Dans le cadre des midis de l’éthique du CRÉ, Rainer Ebert nous offrira une présentation intitulée « The dignity of subjectivity account of the wrongness of killing ».
Traditional morality maintains that it is as seriously morally wrong to kill one human being as it is to kill any other human being, yet less seriously wrong to kill other animals, as human beings have a special moral status and are one another’s moral equals. On another view, which has emerged more recently, the boundaries of the community of moral equals should be redrawn so as to include all and only persons, regardless of species membership. Both views, which continue to enjoy a great deal of popularity in contemporary moral philosophy, radically mark out a certain class of conscious beings for special treatment. In this talk, I will argue that doing so conflicts with our modern scientific understanding of nature, according to which all life on earth is interrelated, through evolution, and biological characteristics come in degrees. If we could look at all organisms that have ever existed at once, we would see in front of us a continuous spectrum of the properties that philosophers commonly associate with our special moral status, with no recognizable discontinuity that would recommend itself as a line of moral demarcation. As I have argued elsewhere, that is a serious problem not only for defenders of human dignity but also for Jeff McMahan and others who similarly seek to superimpose a binary morality onto living nature. One would have to define a map between the continuous spectrum of biological characteristics on the empirical side, which is messy as all of nature is, and the neatly compartmentalized world of traditional or otherwise dichotomous morality, and there is little hope that this can be done in a non-arbitrary and intuitively plausible way.

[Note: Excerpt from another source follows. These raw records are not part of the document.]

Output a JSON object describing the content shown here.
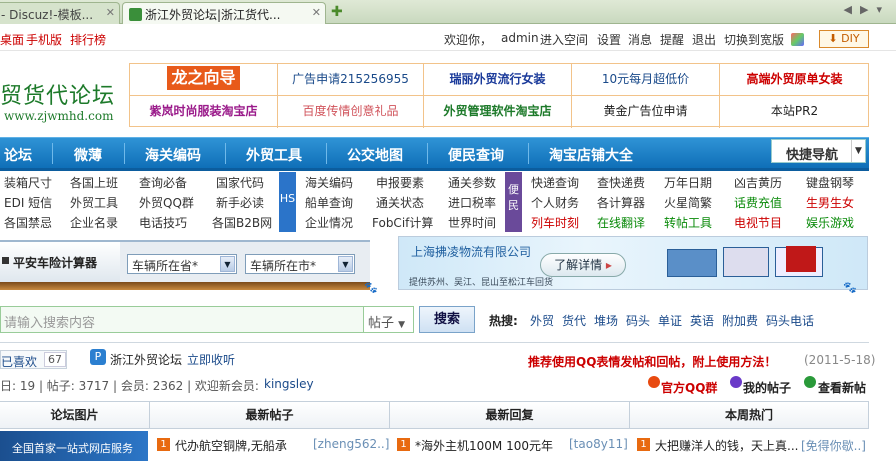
{
  "tabs": [
    {
      "label": "- Discuz!-模板..."
    },
    {
      "label": "浙江外贸论坛|浙江货代..."
    }
  ],
  "topnav": {
    "left": [
      "桌面",
      "手机版",
      "排行榜"
    ],
    "right": {
      "welcome": "欢迎你，",
      "user": "admin",
      "links": [
        "进入空间",
        "设置",
        "消息",
        "提醒",
        "退出",
        "切换到宽版"
      ],
      "diy": "DIY"
    }
  },
  "logo": {
    "name": "贸货代论坛",
    "url": "www.zjwmhd.com"
  },
  "ads": [
    "龙之向导",
    "广告申请215256955",
    "瑞丽外贸流行女装",
    "10元每月超低价",
    "高端外贸原单女装",
    "紫岚时尚服装淘宝店",
    "百度传情创意礼品",
    "外贸管理软件淘宝店",
    "黄金广告位申请",
    "本站PR2"
  ],
  "mainnav": {
    "items": [
      "论坛",
      "微薄",
      "海关编码",
      "外贸工具",
      "公交地图",
      "便民查询",
      "淘宝店铺大全"
    ],
    "quick": "快捷导航"
  },
  "links": {
    "col1": [
      [
        "装箱尺寸",
        "各国上班",
        "查询必备",
        "国家代码"
      ],
      [
        "EDI 短信",
        "外贸工具",
        "外贸QQ群",
        "新手必读"
      ],
      [
        "各国禁忌",
        "企业名录",
        "电话技巧",
        "各国B2B网"
      ]
    ],
    "hs_badge": "HS",
    "col2": [
      [
        "海关编码",
        "申报要素",
        "通关参数"
      ],
      [
        "船单查询",
        "通关状态",
        "进口税率"
      ],
      [
        "企业情况",
        "FobCif计算",
        "世界时间"
      ]
    ],
    "min_badge": "便民",
    "col3": [
      [
        "快递查询",
        "查快递费",
        "万年日期",
        "凶吉黄历",
        "键盘钢琴"
      ],
      [
        "个人财务",
        "各计算器",
        "火星简繁",
        "话费充值",
        "生男生女"
      ],
      [
        "列车时刻",
        "在线翻译",
        "转帖工具",
        "电视节目",
        "娱乐游戏"
      ]
    ]
  },
  "calc": {
    "title": "平安车险计算器",
    "province": "车辆所在省*",
    "city": "车辆所在市*"
  },
  "banner": {
    "company": "上海拂凌物流有限公司",
    "button": "了解详情",
    "slogan": "提供苏州、吴江、昆山至松江车回货"
  },
  "search": {
    "placeholder": "请输入搜索内容",
    "category": "帖子",
    "button": "搜索",
    "hot_label": "热搜:",
    "hot": [
      "外贸",
      "货代",
      "堆场",
      "码头",
      "单证",
      "英语",
      "附加费",
      "码头电话"
    ]
  },
  "stats": {
    "like_label": "已喜欢",
    "like_count": "67",
    "forum_name": "浙江外贸论坛",
    "collect": "立即收听",
    "promo": "推荐使用QQ表情发帖和回帖，附上使用方法！",
    "date": "(2011-5-18)",
    "line": "日: 19  |  帖子: 3717  |  会员: 2362  |  欢迎新会员: ",
    "new_member": "kingsley",
    "qq_group": "官方QQ群",
    "my_posts": "我的帖子",
    "view_new": "查看新帖"
  },
  "table": {
    "headers": [
      "论坛图片",
      "最新帖子",
      "最新回复",
      "本周热门"
    ],
    "thumb_caption": "全国首家一站式网店服务",
    "rows": [
      {
        "num": "1",
        "title": "代办航空铜牌,无船承",
        "author": "[zheng562..]"
      },
      {
        "num": "1",
        "title": "*海外主机100M 100元年",
        "author": "[tao8y11]"
      },
      {
        "num": "1",
        "title": "大把赚洋人的钱，天上真...",
        "author": "[免得你歇..]"
      }
    ]
  },
  "colors": {
    "accent": "#1a7ac4",
    "red": "#cc0000",
    "green": "#1d7a2a"
  }
}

I am not the first one to note that Darwinism puts pressure on views that endorse the equal worth of all human beings or persons. Tim Mulgan and James Rachels, for example, have made essentially the same point. Both, in response, advocate consequentialism, which is one way to avoid the just-described mapping problem. Consequentialism, however, has well-known problems of its own, and I think the idea of equal human worth, arguably one of humanity’s greatest moral achievements, is well worth defending and should not be easily surrendered. I will hence propose a tenable and attractive alternative response to the tension between our modern naturalistic view of the world and binary morality, which is less radical than consequentialism in that it retains the idea that we are all equal in terms of moral worth, but also more radical in that it rejects human exceptionalism in a way most versions of consequentialism do not.
I will argue that what makes it true that you and I have equal moral worth – so that, other things being equal, it is equally wrong to kill you and me – is the fact that we share the property of having the capacity for phenomenal consciousness, on which our worth supervenes.
In developing the details of this account, I will show that it avoids the shortcomings of its alternatives. For example, I will argue that we are essentially capable of phenomenal consciousness, and that the capacity for phenomenal consciousness is best understood as a binary concept. From this, I will conclude that my account does not share the superficiality of McMahan’s morality of respect, instead affirming that moral worth is not transient but the kind of thing we have during our entire existence, and carves out of the natural world of organisms the community of moral equals along a non-arbitrary line that carries empirical significance.
While my account fits very well with how people commonly think about human beings, its implications radically diverge from popular opinion in the case of non-human animals. A review of the relevant scientific literature will show that we may reasonable assume that at least mammals and birds have the capacity for phenomenal consciousness, which makes them intrinsically valuable subjects of experience whom it is no less seriously wrong to kill as it is to kill you or me, other things being equal. I will use the last part of this talk to explore some of the implications of this for the way we eat, dress, do science, build and produce things, move around, entertain ourselves, do sports, and worship.